Readers theatre is considered as one of the best evidence based practices for enhancing reading fluency, with sight word recognition and proper expression as according to Worthy and Prater (2002 in Garrett & O’Connor, 2010, p. 7), Reader’s theatre is an instructional method that connects quality literature, oral reading, drama and several research – based practices. In addition, readers’ theatre is an instructional strategy that utilizes students’ thoughts and actions fully in selecting the text as well as in developing and performing the script (Allington, 2001). It is different from traditional theatres and conventional plays as the readers (or performers) do not have to memorize lines but read directly from the scripts, costumes, scenery, props are rarely used and it can take place in any setting (Moran, 2006, p. 318). Readers use their voices, facial expressions and bodies to interpret the emotions feelings and attitude. There remains a narrator, who “paints a picture” by communicating the story setting and action and provides the commentary necessary for transition between scenes (Carrick, 2001).
Theories and researches supporting reader’s theatre
Theory of automaticity (Samuels, 1979), prosodic cuing (Schreiber, 1980), transactional theory (Rosenblatt, 1978), multiple intelligences (Gardener, 1993) and cooperative learning (Johnson & Johnson, 1985; Slavin, 1987) – all these theories and paradigms support reader’s theatre approach (Carrick, 2006, p. 211). Vygotsky’s (1978) socio cultural theory states that student construct their knowledge from interaction with other students in social context. As Readers theatre provides immense opportunity for effective interaction with the peers while practicing the script and performing the text. Gardener’s (1993) theory of multiple intelligences also supports reader’s theatre approach as the theory encourages to support each student’s multiple intelligences. By using reader’s theatre scripts, teachers encourage students to read with expression and to practice important fluency attributes, such as pausing, inflection, and intonation (Rizopoulos, 2004, p. 27). As it plays an important role to read with proper expression, pausing and intonation, theory of prosodic cuing (Schreiber, 1980 in Carrick, 2006) supports Readers theatre strategy.
Numerous observational claims have supported the value of reader’s theatre, an interpretive activity in which students repeatedly read a script as a vehicle for oral reading practice (Keehn, 2003, p. 43). Martinez, Roser and Strecker’s study (1999) in second grade classrooms provided empirical evidence that reader’s theatre promotes gains in oral reading fluency, as well as growth in overall reading proficiency.
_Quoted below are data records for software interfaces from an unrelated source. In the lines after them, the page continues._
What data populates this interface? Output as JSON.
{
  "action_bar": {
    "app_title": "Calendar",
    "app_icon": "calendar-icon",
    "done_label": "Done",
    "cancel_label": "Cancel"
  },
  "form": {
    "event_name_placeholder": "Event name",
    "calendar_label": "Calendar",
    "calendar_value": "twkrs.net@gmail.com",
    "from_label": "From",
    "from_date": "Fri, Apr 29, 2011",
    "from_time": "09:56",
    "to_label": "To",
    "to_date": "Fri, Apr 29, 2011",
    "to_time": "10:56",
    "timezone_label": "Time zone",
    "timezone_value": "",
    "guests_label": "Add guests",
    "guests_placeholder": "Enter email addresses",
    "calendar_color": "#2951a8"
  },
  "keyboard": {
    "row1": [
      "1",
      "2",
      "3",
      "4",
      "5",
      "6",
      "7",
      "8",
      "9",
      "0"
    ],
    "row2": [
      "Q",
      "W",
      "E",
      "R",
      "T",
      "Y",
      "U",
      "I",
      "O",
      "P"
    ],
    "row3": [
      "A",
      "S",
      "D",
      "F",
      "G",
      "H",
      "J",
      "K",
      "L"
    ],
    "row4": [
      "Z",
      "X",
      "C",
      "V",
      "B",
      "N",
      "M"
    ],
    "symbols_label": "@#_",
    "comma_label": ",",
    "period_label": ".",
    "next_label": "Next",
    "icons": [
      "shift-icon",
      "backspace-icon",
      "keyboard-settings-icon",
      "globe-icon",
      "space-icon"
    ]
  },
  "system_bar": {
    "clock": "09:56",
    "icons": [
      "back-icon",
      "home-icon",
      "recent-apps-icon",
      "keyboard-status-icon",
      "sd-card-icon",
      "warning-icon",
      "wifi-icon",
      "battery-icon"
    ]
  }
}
Another study (Corcoran & Davis, 2005, p. 110) on second and third grade students of diverse skill levels has revealed that reader’s theatre program has positive impact on reading attitudes and confidence level of second third grade students. Millin and Rinehart (1999) also reported the benefits of reader’s theatre for Title I students and found that readers theatre participants exhibit a positive change in attitude toward reading and their own confidence as readers. Other studies also demonstrate positive effects of readers’ theatre on fluency, comprehension, attitude toward reading and appreciation of literature when used in whole-class and/ or small group instruction (Carrick, 2000; Maberry, 1975, Millin, 1996 cited in Carrick, 2006, p. 211).